Available data –
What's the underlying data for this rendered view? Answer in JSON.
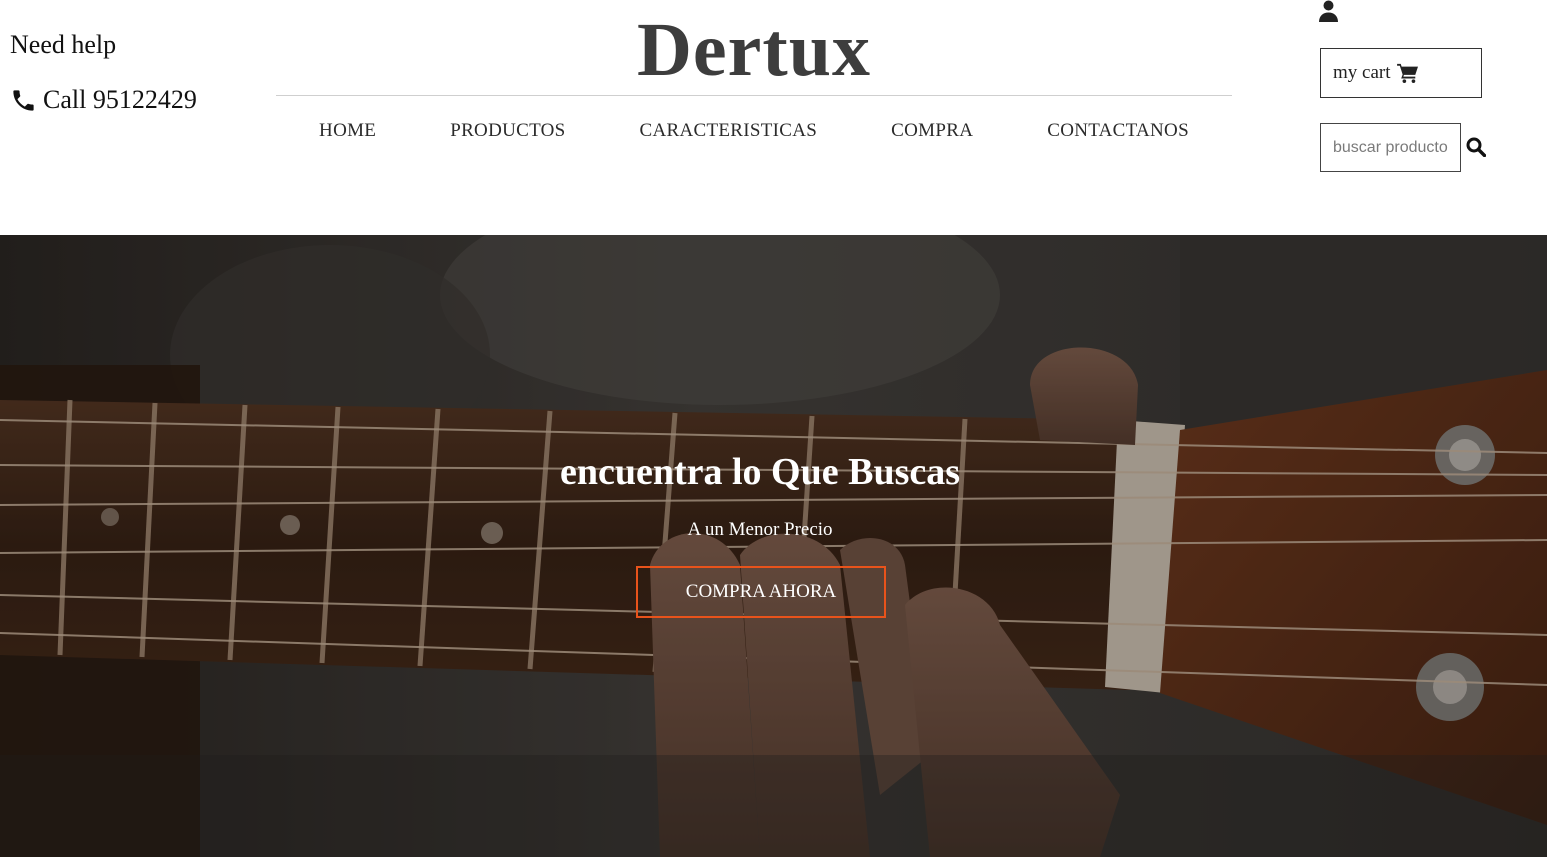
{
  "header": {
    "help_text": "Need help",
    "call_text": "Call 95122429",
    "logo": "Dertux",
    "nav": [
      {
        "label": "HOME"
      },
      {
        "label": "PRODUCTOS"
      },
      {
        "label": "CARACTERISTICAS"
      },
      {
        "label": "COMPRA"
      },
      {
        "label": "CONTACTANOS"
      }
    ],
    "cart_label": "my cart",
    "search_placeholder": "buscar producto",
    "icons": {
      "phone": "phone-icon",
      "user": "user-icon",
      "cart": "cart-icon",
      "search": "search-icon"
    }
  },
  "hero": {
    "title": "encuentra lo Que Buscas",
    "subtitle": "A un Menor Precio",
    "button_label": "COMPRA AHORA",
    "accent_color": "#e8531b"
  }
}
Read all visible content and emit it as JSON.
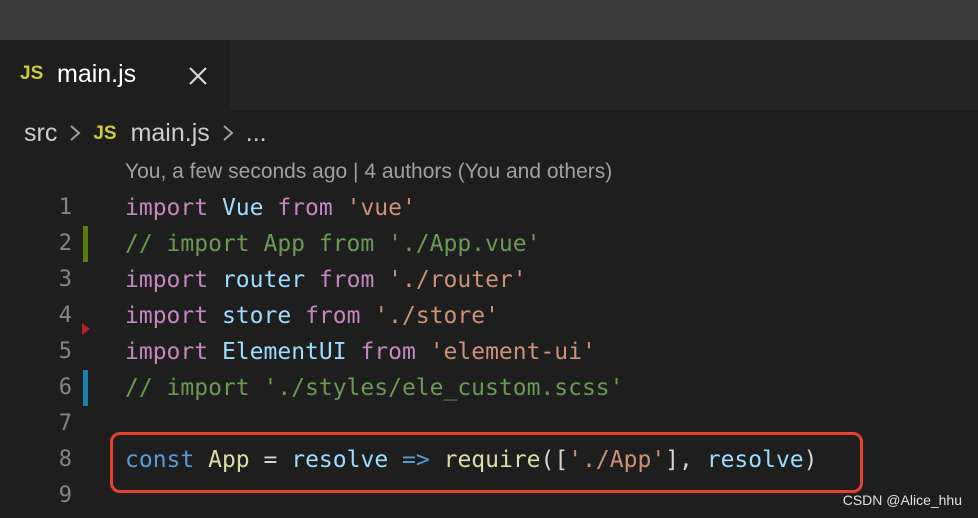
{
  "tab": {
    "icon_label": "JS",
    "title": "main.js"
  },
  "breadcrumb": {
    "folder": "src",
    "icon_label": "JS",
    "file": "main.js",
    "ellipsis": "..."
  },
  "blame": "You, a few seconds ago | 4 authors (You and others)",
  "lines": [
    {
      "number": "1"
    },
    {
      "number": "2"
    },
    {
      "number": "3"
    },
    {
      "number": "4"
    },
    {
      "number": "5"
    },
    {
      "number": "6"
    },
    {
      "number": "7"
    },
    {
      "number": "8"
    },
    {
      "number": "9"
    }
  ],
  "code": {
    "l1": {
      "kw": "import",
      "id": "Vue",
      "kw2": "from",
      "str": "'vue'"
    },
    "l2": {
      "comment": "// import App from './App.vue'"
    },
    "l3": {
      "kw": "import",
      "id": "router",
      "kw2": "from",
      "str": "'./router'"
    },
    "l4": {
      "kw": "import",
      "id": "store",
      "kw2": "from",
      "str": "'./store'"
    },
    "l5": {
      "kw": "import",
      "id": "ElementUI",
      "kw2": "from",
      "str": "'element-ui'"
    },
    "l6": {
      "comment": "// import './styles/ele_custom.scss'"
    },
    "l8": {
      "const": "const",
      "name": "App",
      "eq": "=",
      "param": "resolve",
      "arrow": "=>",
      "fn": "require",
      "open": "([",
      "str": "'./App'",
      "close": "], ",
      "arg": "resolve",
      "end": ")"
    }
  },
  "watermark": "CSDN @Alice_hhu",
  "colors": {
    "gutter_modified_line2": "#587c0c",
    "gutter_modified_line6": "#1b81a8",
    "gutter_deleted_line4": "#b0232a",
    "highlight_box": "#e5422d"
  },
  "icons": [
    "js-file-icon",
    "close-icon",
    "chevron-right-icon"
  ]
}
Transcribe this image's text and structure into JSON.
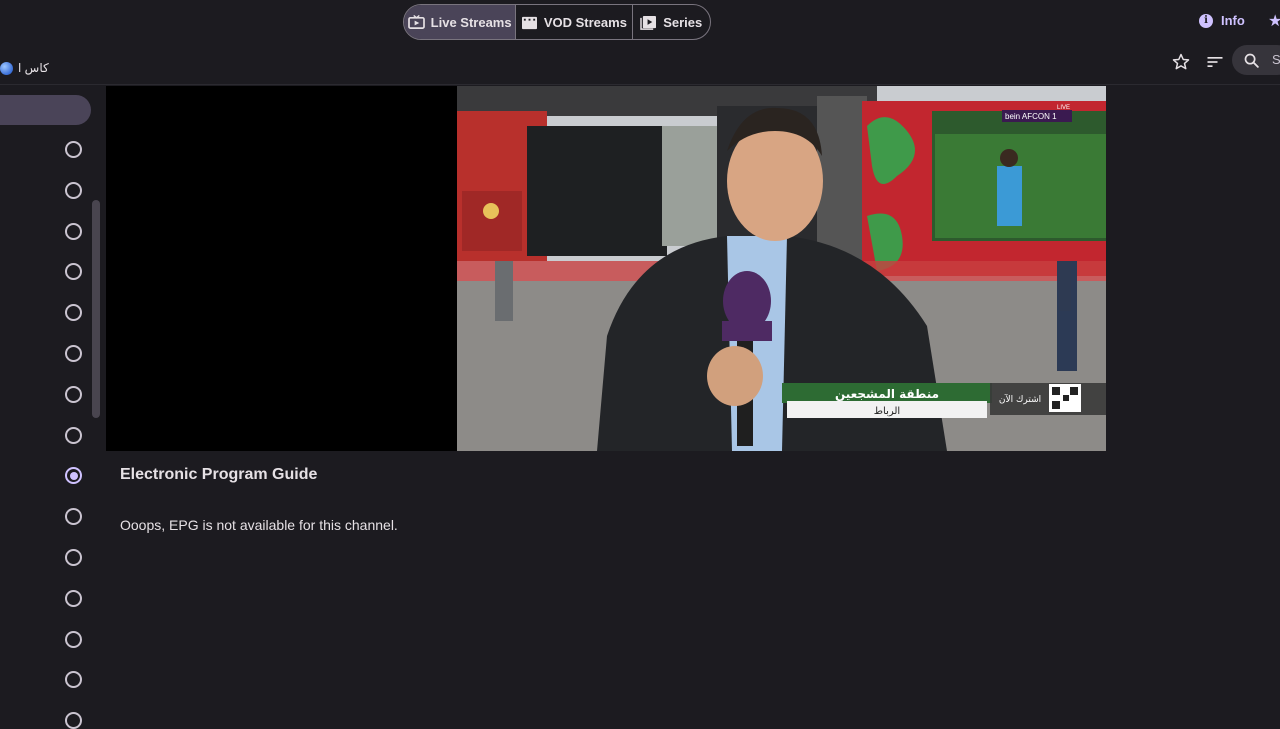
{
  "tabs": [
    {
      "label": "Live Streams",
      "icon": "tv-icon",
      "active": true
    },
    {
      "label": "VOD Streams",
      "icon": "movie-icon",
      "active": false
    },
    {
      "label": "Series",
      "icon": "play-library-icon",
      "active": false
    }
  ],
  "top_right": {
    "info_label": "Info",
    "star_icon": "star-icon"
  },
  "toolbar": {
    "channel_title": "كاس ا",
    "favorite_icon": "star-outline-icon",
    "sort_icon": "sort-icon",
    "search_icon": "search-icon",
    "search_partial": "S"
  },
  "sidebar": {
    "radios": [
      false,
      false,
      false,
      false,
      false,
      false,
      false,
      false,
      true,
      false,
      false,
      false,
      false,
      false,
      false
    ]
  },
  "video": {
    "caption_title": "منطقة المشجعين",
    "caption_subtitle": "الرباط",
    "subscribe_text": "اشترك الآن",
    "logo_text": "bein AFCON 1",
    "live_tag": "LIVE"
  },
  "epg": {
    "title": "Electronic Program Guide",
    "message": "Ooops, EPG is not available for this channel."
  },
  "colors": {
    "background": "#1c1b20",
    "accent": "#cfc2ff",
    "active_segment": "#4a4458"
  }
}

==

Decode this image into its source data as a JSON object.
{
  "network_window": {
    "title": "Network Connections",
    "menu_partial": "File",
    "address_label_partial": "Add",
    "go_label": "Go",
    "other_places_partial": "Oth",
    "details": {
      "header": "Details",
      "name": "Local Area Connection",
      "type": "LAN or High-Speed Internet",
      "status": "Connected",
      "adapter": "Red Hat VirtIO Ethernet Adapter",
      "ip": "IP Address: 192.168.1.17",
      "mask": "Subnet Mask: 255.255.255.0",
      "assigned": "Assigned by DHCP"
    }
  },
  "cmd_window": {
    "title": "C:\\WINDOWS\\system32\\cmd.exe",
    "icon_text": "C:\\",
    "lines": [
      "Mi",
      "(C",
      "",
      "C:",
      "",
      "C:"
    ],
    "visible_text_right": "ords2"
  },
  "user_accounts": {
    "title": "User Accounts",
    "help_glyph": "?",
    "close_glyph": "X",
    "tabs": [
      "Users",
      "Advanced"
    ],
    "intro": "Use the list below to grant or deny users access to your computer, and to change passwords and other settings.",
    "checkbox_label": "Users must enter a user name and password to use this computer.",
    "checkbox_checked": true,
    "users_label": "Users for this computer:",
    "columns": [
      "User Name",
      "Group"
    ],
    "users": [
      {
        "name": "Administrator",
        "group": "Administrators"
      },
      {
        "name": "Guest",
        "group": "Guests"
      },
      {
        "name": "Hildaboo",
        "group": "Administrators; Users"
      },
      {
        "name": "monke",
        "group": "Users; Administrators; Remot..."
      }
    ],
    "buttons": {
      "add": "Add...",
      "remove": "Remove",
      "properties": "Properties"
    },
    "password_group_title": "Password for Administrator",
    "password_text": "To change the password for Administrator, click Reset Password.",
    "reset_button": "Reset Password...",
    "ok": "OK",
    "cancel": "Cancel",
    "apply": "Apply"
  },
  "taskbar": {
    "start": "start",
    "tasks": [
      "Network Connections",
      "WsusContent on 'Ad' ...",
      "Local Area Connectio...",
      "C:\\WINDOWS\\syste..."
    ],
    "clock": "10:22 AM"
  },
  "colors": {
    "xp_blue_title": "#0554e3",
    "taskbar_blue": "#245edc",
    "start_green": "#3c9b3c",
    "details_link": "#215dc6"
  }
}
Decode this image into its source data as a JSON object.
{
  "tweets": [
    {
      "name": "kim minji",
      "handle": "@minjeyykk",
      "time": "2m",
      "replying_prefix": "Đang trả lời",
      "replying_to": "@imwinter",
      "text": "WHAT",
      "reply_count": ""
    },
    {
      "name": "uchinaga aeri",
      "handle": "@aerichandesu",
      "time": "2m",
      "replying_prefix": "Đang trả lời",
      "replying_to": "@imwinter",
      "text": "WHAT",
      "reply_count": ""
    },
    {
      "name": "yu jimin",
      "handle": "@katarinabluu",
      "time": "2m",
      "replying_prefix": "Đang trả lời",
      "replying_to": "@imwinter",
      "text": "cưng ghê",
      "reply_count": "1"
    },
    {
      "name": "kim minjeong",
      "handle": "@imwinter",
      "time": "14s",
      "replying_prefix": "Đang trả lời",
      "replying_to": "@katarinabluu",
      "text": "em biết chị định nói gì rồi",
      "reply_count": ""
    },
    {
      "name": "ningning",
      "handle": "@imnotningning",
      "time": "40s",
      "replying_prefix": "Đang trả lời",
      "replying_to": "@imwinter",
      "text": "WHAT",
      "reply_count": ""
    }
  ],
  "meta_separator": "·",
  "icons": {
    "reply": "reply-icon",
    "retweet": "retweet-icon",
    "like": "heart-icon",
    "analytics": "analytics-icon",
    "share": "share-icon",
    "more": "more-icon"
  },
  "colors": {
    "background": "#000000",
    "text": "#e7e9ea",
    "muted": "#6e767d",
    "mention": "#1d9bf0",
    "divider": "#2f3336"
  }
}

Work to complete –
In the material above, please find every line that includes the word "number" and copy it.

Exercise result –
      "number": "1"
      "number": "2"
      "number": "3"
      "number": "4"
      "number": "5"
      "number": "6"
      "number": "7"
      "number": "8"
      "number": "9"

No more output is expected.